Find every line in the records that holds the string "MyProperty". Copy each one.

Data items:
▬▬▬▬▬▬

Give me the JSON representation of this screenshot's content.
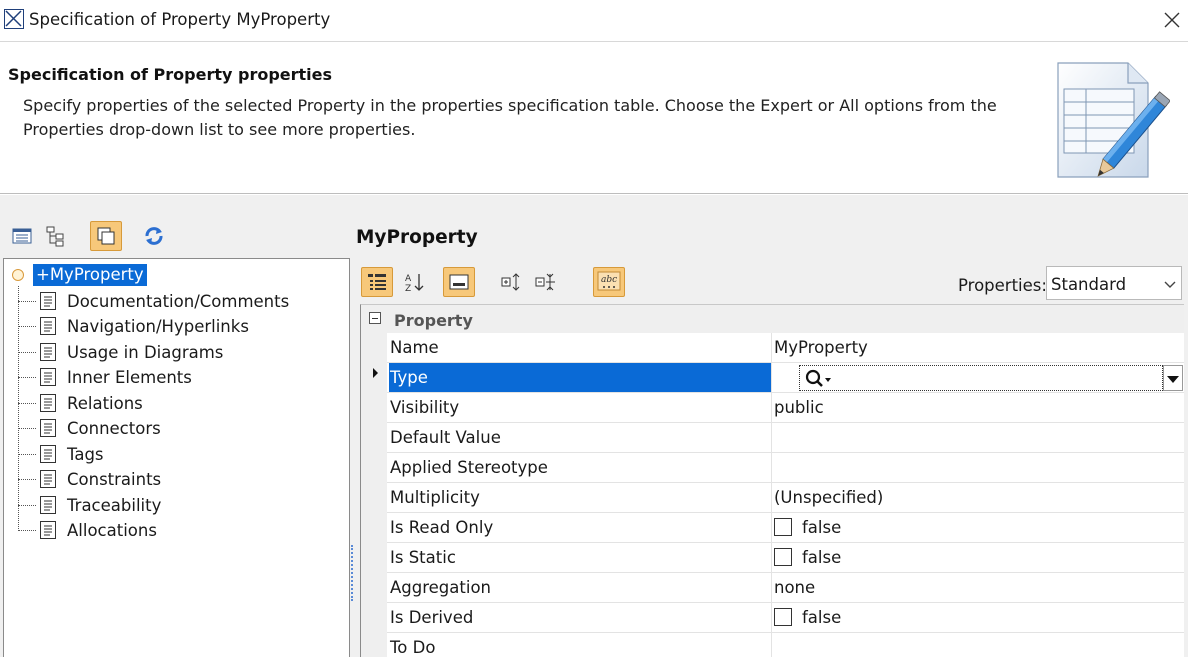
{
  "window": {
    "title": "Specification of Property MyProperty",
    "close_icon": "close-icon"
  },
  "header": {
    "title": "Specification of Property properties",
    "description": "Specify properties of the selected Property in the properties specification table. Choose the Expert or All options from the Properties drop-down list to see more properties."
  },
  "tree": {
    "root": "+MyProperty",
    "items": [
      {
        "label": "Documentation/Comments"
      },
      {
        "label": "Navigation/Hyperlinks"
      },
      {
        "label": "Usage in Diagrams"
      },
      {
        "label": "Inner Elements"
      },
      {
        "label": "Relations"
      },
      {
        "label": "Connectors"
      },
      {
        "label": "Tags"
      },
      {
        "label": "Constraints"
      },
      {
        "label": "Traceability"
      },
      {
        "label": "Allocations"
      }
    ]
  },
  "element": {
    "title": "MyProperty"
  },
  "properties_filter": {
    "label": "Properties:",
    "selected": "Standard"
  },
  "grid": {
    "group": "Property",
    "rows": [
      {
        "name": "Name",
        "value": "MyProperty",
        "kind": "text"
      },
      {
        "name": "Type",
        "value": "",
        "kind": "type",
        "selected": true
      },
      {
        "name": "Visibility",
        "value": "public",
        "kind": "text"
      },
      {
        "name": "Default Value",
        "value": "",
        "kind": "text"
      },
      {
        "name": "Applied Stereotype",
        "value": "",
        "kind": "text"
      },
      {
        "name": "Multiplicity",
        "value": "(Unspecified)",
        "kind": "text"
      },
      {
        "name": "Is Read Only",
        "value": "false",
        "kind": "check"
      },
      {
        "name": "Is Static",
        "value": "false",
        "kind": "check"
      },
      {
        "name": "Aggregation",
        "value": "none",
        "kind": "text"
      },
      {
        "name": "Is Derived",
        "value": "false",
        "kind": "check"
      },
      {
        "name": "To Do",
        "value": "",
        "kind": "text"
      }
    ]
  },
  "colors": {
    "selection": "#0a6ad6",
    "active_button": "#f7c87a"
  }
}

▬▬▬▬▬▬

### [Reply to the exercise]
    "title": "Specification of Property MyProperty",
    "root": "+MyProperty",
    "title": "MyProperty"
        "value": "MyProperty",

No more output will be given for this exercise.